Barbed with five credited screenwriters compared to Diary's three, the most notable casualty to Reason is the fact that Bridget Jones's character has all of a sudden turned into a rather unattractive caricature of herself from the first film. Zellweger can be credited for some of the film's laugh-out-loud moments thanks to her proven mettle as a physical comedienne (the slalom episode down the Alps in particular is a highlight), but the writing and director Beeban Kidron push her performance into such overblown vapidity it's hard for the audience to accept that this is the same intelligent, put-upon young girl from the first film. It's bad enough that the sequel has to re-hash moments from the first film with nearly half the hilarity (the fight, the bum-to-camera embarrassment, Hugh Grant's reappearance), but to have the character blunder through them as if the first film never happened is borderline insulting. The most questionable episodes involve a placation of wronged Asian girls with self-help books and chocolate bars and the second least convincing screen lesbian in recent memory (see Sonia in Eastenders for the first place winner).

Thankfully, even when Hugh Grant is slumming it he's still effortlessly charming, even if the way in which his character is brought back into the action is one of the most shockingly lazy workings in the script. Firth is again saddled with the straight man role against Grant and Zellweger, though this time he isn't given nearly as many charmingly left-of-centre moments as his declaration of attraction to Bridget or his final line from the first film; here he's alternately staid or lovesick. Fans of the supporting players from the first film are also to be dismayed at the lack of material here also, which is off-putting considering how little they had last time. You have to ask yourself what kind of film would give as reliable a comedic actor as Jim Broadbent or Jessica Stevenson (who should have won the role of Bridget hands down if anyone who's seen her TV show Spaced would know!) less than a handful of lines!?
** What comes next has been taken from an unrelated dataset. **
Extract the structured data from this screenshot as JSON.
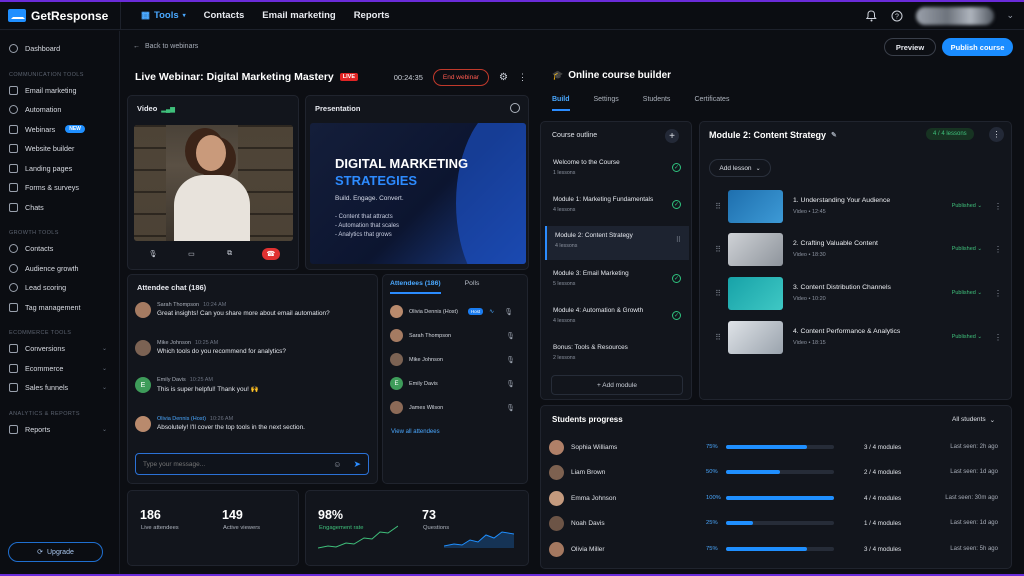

As a result, Reason wasn't as big a hit as its behemoth budget demanded it to be, especially in the US where it made roughly half of the modestly-budgeted Diary, but what remains is a prize example of how not to follow up a successfully charming movie with a built in sequel from its original source. As presented in this three disc special edition, each film receives substantial extra material on their respective discs that were previously available separately, but nothing insightful or entertaining can be found on Diary's extras. However, Reason's supplemental material fares much better, including an especially filmed scene of Bridget interviewing Colin Firth as himself (declared by many as a highlight from the second book but rather obviously excised from the film) and an amazingly unapologetic commentary from director Kidron. The third disc includes more deleted scenes (nowt special) and a couple more featurettes, one of which questions Bridget Jones's iconic status in popular culture, before backing down from anything interesting or thought provoking and delivering a twenty-minute dirge of how great the films are. A wasted opportunity to build upon an otherwise lovely little film that became a phenomenon.
Help other customers find the most helpful reviews 
Was this review helpful to you? Yes No


‹ Previous | 14 5 6 | Next ›
Most Helpful First | Newest First

This product

Bridget Jones's Diary / The Edge of Reason [DVD]
Bridget Jones's Diary / The Edge of Reason [DVD] by Renee Zellweger (DVD - 2005)
£9.99
In stock
Add to basket Add to wishlist
Only search this product's reviews